**ABOUT THIS EXERCISE:**
Report back every line of the entries that contains "Build", exactly as written.

**LISTED ENTRIES:**
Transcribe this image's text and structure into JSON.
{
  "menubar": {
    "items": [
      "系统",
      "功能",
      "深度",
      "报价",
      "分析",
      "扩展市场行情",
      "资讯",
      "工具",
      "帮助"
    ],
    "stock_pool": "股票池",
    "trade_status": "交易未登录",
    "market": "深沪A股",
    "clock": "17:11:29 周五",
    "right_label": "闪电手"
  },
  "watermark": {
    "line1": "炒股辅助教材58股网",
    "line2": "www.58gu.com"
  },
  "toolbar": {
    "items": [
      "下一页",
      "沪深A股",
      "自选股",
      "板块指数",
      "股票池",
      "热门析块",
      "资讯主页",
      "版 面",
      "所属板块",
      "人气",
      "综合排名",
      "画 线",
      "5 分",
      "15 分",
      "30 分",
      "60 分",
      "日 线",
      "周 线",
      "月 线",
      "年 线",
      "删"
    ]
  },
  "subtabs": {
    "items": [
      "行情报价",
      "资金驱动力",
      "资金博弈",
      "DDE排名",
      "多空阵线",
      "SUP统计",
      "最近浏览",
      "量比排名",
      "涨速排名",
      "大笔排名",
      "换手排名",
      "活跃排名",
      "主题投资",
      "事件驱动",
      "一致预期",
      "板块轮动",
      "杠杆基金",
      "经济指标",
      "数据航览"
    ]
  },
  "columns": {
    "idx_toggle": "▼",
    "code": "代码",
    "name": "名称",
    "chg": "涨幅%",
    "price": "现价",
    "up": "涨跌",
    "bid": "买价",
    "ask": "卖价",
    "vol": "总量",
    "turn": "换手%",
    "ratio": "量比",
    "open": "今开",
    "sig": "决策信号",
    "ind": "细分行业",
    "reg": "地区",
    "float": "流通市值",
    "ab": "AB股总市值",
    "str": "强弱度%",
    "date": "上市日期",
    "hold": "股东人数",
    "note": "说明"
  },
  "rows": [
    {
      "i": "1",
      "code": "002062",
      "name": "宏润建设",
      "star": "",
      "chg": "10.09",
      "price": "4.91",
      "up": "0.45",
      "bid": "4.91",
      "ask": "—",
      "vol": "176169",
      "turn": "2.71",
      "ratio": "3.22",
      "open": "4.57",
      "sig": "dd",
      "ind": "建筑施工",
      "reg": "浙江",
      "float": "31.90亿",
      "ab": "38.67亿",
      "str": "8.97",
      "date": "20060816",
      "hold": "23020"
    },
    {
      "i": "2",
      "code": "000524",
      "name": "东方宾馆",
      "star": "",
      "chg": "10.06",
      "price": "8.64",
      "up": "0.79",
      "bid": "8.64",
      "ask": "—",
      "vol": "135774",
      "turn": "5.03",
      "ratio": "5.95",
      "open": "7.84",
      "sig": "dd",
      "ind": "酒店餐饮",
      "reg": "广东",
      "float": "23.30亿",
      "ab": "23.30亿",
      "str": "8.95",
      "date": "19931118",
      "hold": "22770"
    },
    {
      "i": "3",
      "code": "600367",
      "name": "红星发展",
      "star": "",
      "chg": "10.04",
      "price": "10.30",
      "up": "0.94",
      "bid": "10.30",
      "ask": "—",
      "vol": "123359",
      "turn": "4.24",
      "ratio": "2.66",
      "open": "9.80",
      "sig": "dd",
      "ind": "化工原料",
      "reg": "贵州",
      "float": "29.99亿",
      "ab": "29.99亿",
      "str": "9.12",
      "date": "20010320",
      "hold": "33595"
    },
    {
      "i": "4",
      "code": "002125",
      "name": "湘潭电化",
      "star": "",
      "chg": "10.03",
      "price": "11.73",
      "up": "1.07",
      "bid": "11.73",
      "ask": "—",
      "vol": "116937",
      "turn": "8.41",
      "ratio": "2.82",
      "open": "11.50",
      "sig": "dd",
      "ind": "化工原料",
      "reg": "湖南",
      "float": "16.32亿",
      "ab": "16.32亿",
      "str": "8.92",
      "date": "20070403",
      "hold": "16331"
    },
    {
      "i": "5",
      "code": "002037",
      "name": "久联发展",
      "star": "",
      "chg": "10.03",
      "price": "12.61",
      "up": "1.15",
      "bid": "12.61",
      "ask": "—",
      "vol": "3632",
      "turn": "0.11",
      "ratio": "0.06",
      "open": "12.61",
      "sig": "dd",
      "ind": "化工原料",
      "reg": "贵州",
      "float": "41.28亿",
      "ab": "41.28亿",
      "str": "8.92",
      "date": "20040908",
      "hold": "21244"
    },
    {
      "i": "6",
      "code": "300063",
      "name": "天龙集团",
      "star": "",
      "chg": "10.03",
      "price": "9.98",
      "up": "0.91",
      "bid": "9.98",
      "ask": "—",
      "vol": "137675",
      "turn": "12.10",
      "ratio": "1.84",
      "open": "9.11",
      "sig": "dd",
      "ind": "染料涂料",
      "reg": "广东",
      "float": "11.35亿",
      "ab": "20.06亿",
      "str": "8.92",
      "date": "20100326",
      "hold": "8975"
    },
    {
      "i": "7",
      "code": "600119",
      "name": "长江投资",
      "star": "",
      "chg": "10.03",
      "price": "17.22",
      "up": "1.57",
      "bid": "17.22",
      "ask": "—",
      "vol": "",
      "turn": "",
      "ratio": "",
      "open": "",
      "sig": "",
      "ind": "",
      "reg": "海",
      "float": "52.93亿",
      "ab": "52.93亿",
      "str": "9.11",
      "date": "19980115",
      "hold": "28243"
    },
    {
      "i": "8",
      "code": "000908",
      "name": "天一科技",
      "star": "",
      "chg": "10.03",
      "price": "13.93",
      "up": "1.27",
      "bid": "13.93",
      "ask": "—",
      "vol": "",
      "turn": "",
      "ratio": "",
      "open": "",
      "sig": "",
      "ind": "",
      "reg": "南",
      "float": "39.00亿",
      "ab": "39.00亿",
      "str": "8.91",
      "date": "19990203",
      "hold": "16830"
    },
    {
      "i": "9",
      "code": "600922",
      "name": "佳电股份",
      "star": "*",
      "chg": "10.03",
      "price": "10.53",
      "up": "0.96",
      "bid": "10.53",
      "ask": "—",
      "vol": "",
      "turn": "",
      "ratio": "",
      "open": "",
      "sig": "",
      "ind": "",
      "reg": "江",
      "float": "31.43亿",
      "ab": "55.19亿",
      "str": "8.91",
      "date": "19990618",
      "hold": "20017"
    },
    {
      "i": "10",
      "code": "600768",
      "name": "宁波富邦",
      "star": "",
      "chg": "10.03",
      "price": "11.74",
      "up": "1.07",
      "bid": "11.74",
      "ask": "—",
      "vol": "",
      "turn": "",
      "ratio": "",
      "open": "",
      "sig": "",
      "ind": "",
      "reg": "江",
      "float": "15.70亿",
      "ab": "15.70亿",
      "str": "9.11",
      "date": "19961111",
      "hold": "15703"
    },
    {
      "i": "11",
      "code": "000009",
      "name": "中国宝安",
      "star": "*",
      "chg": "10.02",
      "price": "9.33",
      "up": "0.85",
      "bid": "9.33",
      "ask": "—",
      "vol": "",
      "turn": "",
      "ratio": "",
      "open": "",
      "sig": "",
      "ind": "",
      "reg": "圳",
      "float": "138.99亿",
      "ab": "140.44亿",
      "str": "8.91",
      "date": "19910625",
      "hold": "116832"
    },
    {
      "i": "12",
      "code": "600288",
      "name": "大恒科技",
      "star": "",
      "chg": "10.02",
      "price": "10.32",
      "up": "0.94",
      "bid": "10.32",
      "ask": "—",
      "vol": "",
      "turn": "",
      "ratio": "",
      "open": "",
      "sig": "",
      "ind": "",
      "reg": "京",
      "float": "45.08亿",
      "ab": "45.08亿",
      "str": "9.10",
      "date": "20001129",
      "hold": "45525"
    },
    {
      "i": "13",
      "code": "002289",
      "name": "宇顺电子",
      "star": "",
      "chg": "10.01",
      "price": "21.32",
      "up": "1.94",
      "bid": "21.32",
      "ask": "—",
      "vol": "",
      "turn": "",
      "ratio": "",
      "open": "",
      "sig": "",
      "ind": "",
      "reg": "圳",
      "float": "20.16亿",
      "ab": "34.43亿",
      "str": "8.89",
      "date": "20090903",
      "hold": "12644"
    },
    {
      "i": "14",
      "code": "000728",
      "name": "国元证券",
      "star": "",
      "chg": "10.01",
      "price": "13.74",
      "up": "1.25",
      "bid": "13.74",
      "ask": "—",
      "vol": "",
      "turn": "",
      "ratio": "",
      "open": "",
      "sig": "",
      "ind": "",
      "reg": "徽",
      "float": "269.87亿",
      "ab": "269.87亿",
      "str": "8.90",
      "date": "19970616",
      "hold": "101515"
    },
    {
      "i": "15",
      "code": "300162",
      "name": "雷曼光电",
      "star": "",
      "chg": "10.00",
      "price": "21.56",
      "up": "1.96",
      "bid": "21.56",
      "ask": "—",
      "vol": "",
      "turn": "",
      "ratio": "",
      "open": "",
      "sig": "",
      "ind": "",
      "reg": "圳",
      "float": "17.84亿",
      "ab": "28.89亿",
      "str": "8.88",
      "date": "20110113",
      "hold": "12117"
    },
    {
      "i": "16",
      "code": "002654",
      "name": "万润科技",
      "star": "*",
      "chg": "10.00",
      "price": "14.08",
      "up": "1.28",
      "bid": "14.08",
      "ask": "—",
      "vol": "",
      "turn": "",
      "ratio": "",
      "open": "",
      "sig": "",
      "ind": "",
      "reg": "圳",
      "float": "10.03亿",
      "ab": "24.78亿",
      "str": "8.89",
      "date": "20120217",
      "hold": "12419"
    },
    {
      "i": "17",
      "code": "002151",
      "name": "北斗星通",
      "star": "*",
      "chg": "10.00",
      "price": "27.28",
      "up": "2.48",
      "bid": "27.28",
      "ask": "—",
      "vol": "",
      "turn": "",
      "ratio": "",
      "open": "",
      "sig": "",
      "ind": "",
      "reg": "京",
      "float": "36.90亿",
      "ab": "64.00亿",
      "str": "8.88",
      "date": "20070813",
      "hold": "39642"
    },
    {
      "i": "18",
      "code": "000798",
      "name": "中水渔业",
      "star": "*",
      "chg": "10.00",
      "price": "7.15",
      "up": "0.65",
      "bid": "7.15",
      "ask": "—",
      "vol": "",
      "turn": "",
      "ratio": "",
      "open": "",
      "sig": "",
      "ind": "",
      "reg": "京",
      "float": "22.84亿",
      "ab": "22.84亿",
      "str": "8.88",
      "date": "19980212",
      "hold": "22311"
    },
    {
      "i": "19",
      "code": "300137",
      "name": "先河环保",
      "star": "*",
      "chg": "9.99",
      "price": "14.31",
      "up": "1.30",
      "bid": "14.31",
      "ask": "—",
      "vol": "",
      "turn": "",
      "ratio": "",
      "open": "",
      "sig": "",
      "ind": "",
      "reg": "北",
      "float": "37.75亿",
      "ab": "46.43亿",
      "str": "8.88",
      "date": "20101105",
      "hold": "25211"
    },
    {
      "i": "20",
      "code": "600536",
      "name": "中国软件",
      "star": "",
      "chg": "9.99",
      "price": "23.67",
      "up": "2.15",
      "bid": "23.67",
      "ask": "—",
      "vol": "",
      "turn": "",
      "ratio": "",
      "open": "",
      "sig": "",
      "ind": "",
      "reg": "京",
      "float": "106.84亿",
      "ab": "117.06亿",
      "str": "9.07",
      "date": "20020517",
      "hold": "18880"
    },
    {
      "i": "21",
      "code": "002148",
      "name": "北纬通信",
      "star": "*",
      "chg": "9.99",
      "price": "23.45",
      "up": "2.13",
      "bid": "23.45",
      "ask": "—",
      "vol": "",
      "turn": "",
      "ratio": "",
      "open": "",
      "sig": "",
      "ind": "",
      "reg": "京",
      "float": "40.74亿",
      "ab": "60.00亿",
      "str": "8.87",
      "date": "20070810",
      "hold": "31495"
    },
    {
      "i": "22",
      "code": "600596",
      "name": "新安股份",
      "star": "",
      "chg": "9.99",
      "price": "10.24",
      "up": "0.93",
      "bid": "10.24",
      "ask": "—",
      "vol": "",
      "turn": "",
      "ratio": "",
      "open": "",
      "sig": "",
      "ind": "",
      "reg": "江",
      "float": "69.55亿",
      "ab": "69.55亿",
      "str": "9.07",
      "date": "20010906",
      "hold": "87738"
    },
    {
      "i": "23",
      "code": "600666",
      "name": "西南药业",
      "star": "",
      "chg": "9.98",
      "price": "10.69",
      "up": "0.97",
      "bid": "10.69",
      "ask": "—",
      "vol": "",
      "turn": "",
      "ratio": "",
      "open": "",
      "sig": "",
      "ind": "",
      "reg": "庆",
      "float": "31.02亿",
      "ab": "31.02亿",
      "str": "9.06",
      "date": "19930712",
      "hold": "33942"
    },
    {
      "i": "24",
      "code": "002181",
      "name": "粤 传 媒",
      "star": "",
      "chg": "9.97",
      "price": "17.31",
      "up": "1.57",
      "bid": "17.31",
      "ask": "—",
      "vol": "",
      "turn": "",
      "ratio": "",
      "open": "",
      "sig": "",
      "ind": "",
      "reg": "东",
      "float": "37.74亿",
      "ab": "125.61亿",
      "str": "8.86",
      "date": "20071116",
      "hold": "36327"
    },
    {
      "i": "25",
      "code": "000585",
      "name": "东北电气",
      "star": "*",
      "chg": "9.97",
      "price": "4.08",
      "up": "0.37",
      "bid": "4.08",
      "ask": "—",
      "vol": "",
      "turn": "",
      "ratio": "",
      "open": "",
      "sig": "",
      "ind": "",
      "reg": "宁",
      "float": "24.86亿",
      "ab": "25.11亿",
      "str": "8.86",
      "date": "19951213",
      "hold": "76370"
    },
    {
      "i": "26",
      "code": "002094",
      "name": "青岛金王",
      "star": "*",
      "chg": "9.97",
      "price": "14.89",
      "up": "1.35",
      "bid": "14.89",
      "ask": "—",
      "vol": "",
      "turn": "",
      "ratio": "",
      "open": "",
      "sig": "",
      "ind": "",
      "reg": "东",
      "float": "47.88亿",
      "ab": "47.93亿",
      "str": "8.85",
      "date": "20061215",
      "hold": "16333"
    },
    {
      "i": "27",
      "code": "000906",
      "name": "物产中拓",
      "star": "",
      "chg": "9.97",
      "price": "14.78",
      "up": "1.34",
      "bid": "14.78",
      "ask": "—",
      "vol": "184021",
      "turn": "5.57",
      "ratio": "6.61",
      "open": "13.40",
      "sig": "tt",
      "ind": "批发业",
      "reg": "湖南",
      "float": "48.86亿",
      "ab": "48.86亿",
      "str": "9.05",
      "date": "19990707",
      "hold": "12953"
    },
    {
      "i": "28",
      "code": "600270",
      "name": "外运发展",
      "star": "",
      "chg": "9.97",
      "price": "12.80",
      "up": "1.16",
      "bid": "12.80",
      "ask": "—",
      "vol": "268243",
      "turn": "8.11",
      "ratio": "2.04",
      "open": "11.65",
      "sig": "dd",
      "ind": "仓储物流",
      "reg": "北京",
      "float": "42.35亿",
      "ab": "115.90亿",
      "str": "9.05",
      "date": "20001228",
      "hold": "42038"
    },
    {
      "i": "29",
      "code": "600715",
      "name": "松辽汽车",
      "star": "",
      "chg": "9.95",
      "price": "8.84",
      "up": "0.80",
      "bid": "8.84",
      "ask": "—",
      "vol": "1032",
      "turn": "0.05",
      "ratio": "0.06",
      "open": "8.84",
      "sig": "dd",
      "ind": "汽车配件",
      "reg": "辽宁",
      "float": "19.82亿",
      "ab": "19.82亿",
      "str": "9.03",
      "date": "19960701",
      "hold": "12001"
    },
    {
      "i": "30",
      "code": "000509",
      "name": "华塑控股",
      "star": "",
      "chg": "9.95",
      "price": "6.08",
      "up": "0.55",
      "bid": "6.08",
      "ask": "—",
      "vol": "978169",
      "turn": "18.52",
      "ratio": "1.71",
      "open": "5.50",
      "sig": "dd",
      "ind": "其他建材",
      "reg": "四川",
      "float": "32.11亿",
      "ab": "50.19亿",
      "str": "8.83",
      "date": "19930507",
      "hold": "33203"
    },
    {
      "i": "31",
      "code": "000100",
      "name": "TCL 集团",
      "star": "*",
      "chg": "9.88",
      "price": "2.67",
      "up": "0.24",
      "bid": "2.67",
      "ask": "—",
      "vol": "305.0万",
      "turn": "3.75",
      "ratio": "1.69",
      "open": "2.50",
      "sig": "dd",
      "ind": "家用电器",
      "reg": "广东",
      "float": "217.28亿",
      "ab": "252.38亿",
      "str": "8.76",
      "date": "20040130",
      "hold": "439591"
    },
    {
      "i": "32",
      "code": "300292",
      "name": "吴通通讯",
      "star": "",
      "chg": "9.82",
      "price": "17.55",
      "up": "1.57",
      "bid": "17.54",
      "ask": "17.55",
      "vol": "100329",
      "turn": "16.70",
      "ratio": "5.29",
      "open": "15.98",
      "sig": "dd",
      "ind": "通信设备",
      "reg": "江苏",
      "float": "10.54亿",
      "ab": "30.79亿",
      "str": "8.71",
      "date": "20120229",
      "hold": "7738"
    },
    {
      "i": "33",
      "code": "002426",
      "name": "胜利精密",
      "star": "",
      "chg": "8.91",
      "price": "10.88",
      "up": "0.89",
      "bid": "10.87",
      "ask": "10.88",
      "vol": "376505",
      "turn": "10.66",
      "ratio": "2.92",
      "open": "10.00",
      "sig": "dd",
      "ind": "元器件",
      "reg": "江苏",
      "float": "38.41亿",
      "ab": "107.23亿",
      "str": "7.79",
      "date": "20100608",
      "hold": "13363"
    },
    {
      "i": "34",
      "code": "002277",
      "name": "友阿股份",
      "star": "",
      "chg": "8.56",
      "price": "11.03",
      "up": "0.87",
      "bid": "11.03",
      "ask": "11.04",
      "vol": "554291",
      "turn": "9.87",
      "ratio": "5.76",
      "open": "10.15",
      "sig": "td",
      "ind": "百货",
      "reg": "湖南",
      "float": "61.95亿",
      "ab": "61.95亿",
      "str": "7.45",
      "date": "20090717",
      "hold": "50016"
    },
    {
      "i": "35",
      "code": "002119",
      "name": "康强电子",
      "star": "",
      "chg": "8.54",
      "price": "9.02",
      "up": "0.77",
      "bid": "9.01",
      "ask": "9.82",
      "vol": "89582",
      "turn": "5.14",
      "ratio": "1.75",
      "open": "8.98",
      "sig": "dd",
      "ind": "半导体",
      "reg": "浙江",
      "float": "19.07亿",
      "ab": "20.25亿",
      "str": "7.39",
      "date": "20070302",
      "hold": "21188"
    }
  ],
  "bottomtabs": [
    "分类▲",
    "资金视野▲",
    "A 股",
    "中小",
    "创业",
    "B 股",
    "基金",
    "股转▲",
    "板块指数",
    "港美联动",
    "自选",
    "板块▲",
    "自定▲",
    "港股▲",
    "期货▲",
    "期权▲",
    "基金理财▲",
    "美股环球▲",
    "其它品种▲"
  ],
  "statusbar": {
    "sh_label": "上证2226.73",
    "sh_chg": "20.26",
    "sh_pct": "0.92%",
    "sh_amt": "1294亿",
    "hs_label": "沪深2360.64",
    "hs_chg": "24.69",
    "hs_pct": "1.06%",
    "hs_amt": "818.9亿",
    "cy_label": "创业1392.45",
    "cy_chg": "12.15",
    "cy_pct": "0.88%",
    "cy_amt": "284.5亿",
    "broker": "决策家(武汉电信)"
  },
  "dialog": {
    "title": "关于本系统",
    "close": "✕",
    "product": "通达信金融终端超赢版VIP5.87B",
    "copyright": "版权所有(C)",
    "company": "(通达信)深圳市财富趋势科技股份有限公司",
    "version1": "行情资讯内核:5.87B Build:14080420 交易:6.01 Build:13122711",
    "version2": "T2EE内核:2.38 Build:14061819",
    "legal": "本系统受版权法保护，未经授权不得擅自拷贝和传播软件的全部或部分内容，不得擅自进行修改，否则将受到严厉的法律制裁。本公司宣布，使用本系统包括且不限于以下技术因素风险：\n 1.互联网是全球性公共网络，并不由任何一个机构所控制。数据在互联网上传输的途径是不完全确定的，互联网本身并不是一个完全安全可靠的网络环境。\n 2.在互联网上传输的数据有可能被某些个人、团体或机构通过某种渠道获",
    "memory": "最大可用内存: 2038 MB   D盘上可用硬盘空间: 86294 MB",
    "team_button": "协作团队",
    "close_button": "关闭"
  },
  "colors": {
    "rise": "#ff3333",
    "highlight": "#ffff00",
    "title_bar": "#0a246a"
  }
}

**WORKED SOLUTION:**
    "version1": "行情资讯内核:5.87B Build:14080420 交易:6.01 Build:13122711",
    "version2": "T2EE内核:2.38 Build:14061819",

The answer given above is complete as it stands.